WHAT NEEDS TO BE DONE:
Please output the data exactly, without omitting anything.

== RECORDS PROVIDED

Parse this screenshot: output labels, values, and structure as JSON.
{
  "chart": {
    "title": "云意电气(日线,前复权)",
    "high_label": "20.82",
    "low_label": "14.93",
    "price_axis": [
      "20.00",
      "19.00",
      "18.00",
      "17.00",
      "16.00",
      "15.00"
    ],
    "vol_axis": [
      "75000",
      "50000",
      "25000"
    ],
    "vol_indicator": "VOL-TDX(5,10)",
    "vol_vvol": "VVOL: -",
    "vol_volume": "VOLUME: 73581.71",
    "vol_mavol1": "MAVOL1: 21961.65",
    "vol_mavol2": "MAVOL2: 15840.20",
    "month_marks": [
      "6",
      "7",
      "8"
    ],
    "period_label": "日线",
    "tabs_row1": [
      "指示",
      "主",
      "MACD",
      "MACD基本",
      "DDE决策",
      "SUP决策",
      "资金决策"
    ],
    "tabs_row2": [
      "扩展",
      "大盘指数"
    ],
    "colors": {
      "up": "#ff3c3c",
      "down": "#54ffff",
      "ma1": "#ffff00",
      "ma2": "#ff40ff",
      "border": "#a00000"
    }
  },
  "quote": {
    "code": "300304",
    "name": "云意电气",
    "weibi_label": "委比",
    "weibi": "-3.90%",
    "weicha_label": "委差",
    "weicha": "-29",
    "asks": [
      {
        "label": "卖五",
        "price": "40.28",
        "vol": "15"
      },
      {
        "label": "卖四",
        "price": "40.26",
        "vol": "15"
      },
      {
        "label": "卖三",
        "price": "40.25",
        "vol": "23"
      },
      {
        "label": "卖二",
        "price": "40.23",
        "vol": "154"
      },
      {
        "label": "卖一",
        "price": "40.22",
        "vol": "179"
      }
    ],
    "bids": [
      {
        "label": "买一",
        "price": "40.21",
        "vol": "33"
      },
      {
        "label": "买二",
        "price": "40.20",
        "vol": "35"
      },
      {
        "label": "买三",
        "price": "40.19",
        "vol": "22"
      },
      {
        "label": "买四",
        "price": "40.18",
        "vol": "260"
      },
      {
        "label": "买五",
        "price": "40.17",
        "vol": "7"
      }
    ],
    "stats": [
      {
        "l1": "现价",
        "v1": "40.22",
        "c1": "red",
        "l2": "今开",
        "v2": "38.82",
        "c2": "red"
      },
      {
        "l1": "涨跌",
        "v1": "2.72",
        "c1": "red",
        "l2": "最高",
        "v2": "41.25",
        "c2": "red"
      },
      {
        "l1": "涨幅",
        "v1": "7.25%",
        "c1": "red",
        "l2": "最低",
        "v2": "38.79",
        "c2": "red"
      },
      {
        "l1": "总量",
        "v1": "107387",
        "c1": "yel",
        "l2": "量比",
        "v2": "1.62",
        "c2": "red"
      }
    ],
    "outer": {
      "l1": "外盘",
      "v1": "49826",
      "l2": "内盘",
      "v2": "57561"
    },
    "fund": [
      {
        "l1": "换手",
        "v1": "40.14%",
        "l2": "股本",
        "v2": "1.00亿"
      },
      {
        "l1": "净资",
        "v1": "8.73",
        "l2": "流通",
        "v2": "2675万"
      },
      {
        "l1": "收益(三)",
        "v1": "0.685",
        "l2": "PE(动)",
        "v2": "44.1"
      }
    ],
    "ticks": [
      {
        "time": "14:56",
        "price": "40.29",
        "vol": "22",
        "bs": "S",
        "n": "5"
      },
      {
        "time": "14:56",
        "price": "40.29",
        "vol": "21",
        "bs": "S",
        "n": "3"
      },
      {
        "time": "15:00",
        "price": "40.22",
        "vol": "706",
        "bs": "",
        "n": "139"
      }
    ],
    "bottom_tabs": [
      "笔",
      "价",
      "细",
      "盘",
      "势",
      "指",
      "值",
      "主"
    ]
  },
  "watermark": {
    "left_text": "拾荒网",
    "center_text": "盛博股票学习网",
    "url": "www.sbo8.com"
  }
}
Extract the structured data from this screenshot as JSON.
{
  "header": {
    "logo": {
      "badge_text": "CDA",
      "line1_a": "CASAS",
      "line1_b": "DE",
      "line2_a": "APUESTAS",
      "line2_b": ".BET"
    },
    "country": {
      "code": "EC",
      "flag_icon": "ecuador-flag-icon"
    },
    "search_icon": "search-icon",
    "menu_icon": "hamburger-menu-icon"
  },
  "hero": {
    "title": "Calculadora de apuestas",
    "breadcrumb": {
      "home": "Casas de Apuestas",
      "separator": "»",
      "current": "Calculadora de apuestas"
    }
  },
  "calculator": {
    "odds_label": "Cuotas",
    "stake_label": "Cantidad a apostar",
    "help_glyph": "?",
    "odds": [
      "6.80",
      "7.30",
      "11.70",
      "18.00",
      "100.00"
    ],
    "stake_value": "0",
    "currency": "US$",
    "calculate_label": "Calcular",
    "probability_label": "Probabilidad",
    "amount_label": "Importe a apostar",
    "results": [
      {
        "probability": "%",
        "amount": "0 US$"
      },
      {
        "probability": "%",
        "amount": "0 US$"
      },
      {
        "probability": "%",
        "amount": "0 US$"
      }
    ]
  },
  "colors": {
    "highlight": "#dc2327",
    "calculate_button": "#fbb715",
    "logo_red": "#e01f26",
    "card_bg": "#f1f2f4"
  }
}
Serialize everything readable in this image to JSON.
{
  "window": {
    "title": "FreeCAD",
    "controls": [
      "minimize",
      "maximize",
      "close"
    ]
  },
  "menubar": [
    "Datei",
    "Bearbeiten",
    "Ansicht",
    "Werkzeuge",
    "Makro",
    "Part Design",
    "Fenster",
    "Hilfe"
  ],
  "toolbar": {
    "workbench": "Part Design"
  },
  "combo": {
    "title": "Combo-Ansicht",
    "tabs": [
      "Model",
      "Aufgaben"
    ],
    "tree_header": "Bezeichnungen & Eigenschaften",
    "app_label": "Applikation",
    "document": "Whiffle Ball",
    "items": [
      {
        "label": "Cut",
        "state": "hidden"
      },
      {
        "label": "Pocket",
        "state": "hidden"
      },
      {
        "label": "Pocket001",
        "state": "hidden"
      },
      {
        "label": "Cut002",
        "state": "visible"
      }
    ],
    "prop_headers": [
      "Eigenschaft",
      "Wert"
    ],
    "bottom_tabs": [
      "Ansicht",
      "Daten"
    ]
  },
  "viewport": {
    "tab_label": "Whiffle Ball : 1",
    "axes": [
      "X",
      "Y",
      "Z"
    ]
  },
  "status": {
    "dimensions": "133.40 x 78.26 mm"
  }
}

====

EXERCISE OUTPUT:
Parse this screenshot: output labels, values, and structure as JSON.
{
  "chart": {
    "title": "云意电气(日线,前复权)",
    "high_label": "20.82",
    "low_label": "14.93",
    "price_axis": [
      "20.00",
      "19.00",
      "18.00",
      "17.00",
      "16.00",
      "15.00"
    ],
    "vol_axis": [
      "75000",
      "50000",
      "25000"
    ],
    "vol_indicator": "VOL-TDX(5,10)",
    "vol_vvol": "VVOL: -",
    "vol_volume": "VOLUME: 73581.71",
    "vol_mavol1": "MAVOL1: 21961.65",
    "vol_mavol2": "MAVOL2: 15840.20",
    "month_marks": [
      "6",
      "7",
      "8"
    ],
    "period_label": "日线",
    "tabs_row1": [
      "指示",
      "主",
      "MACD",
      "MACD基本",
      "DDE决策",
      "SUP决策",
      "资金决策"
    ],
    "tabs_row2": [
      "扩展",
      "大盘指数"
    ],
    "colors": {
      "up": "#ff3c3c",
      "down": "#54ffff",
      "ma1": "#ffff00",
      "ma2": "#ff40ff",
      "border": "#a00000"
    }
  },
  "quote": {
    "code": "300304",
    "name": "云意电气",
    "weibi_label": "委比",
    "weibi": "-3.90%",
    "weicha_label": "委差",
    "weicha": "-29",
    "asks": [
      {
        "label": "卖五",
        "price": "40.28",
        "vol": "15"
      },
      {
        "label": "卖四",
        "price": "40.26",
        "vol": "15"
      },
      {
        "label": "卖三",
        "price": "40.25",
        "vol": "23"
      },
      {
        "label": "卖二",
        "price": "40.23",
        "vol": "154"
      },
      {
        "label": "卖一",
        "price": "40.22",
        "vol": "179"
      }
    ],
    "bids": [
      {
        "label": "买一",
        "price": "40.21",
        "vol": "33"
      },
      {
        "label": "买二",
        "price": "40.20",
        "vol": "35"
      },
      {
        "label": "买三",
        "price": "40.19",
        "vol": "22"
      },
      {
        "label": "买四",
        "price": "40.18",
        "vol": "260"
      },
      {
        "label": "买五",
        "price": "40.17",
        "vol": "7"
      }
    ],
    "stats": [
      {
        "l1": "现价",
        "v1": "40.22",
        "c1": "red",
        "l2": "今开",
        "v2": "38.82",
        "c2": "red"
      },
      {
        "l1": "涨跌",
        "v1": "2.72",
        "c1": "red",
        "l2": "最高",
        "v2": "41.25",
        "c2": "red"
      },
      {
        "l1": "涨幅",
        "v1": "7.25%",
        "c1": "red",
        "l2": "最低",
        "v2": "38.79",
        "c2": "red"
      },
      {
        "l1": "总量",
        "v1": "107387",
        "c1": "yel",
        "l2": "量比",
        "v2": "1.62",
        "c2": "red"
      }
    ],
    "outer": {
      "l1": "外盘",
      "v1": "49826",
      "l2": "内盘",
      "v2": "57561"
    },
    "fund": [
      {
        "l1": "换手",
        "v1": "40.14%",
        "l2": "股本",
        "v2": "1.00亿"
      },
      {
        "l1": "净资",
        "v1": "8.73",
        "l2": "流通",
        "v2": "2675万"
      },
      {
        "l1": "收益(三)",
        "v1": "0.685",
        "l2": "PE(动)",
        "v2": "44.1"
      }
    ],
    "ticks": [
      {
        "time": "14:56",
        "price": "40.29",
        "vol": "22",
        "bs": "S",
        "n": "5"
      },
      {
        "time": "14:56",
        "price": "40.29",
        "vol": "21",
        "bs": "S",
        "n": "3"
      },
      {
        "time": "15:00",
        "price": "40.22",
        "vol": "706",
        "bs": "",
        "n": "139"
      }
    ],
    "bottom_tabs": [
      "笔",
      "价",
      "细",
      "盘",
      "势",
      "指",
      "值",
      "主"
    ]
  },
  "watermark": {
    "left_text": "拾荒网",
    "center_text": "盛博股票学习网",
    "url": "www.sbo8.com"
  }
}
Extract the structured data from this screenshot as JSON.
{
  "header": {
    "logo": {
      "badge_text": "CDA",
      "line1_a": "CASAS",
      "line1_b": "DE",
      "line2_a": "APUESTAS",
      "line2_b": ".BET"
    },
    "country": {
      "code": "EC",
      "flag_icon": "ecuador-flag-icon"
    },
    "search_icon": "search-icon",
    "menu_icon": "hamburger-menu-icon"
  },
  "hero": {
    "title": "Calculadora de apuestas",
    "breadcrumb": {
      "home": "Casas de Apuestas",
      "separator": "»",
      "current": "Calculadora de apuestas"
    }
  },
  "calculator": {
    "odds_label": "Cuotas",
    "stake_label": "Cantidad a apostar",
    "help_glyph": "?",
    "odds": [
      "6.80",
      "7.30",
      "11.70",
      "18.00",
      "100.00"
    ],
    "stake_value": "0",
    "currency": "US$",
    "calculate_label": "Calcular",
    "probability_label": "Probabilidad",
    "amount_label": "Importe a apostar",
    "results": [
      {
        "probability": "%",
        "amount": "0 US$"
      },
      {
        "probability": "%",
        "amount": "0 US$"
      },
      {
        "probability": "%",
        "amount": "0 US$"
      }
    ]
  },
  "colors": {
    "highlight": "#dc2327",
    "calculate_button": "#fbb715",
    "logo_red": "#e01f26",
    "card_bg": "#f1f2f4"
  }
}
Serialize everything readable in this image to JSON.
{
  "window": {
    "title": "FreeCAD",
    "controls": [
      "minimize",
      "maximize",
      "close"
    ]
  },
  "menubar": [
    "Datei",
    "Bearbeiten",
    "Ansicht",
    "Werkzeuge",
    "Makro",
    "Part Design",
    "Fenster",
    "Hilfe"
  ],
  "toolbar": {
    "workbench": "Part Design"
  },
  "combo": {
    "title": "Combo-Ansicht",
    "tabs": [
      "Model",
      "Aufgaben"
    ],
    "tree_header": "Bezeichnungen & Eigenschaften",
    "app_label": "Applikation",
    "document": "Whiffle Ball",
    "items": [
      {
        "label": "Cut",
        "state": "hidden"
      },
      {
        "label": "Pocket",
        "state": "hidden"
      },
      {
        "label": "Pocket001",
        "state": "hidden"
      },
      {
        "label": "Cut002",
        "state": "visible"
      }
    ],
    "prop_headers": [
      "Eigenschaft",
      "Wert"
    ],
    "bottom_tabs": [
      "Ansicht",
      "Daten"
    ]
  },
  "viewport": {
    "tab_label": "Whiffle Ball : 1",
    "axes": [
      "X",
      "Y",
      "Z"
    ]
  },
  "status": {
    "dimensions": "133.40 x 78.26 mm"
  }
}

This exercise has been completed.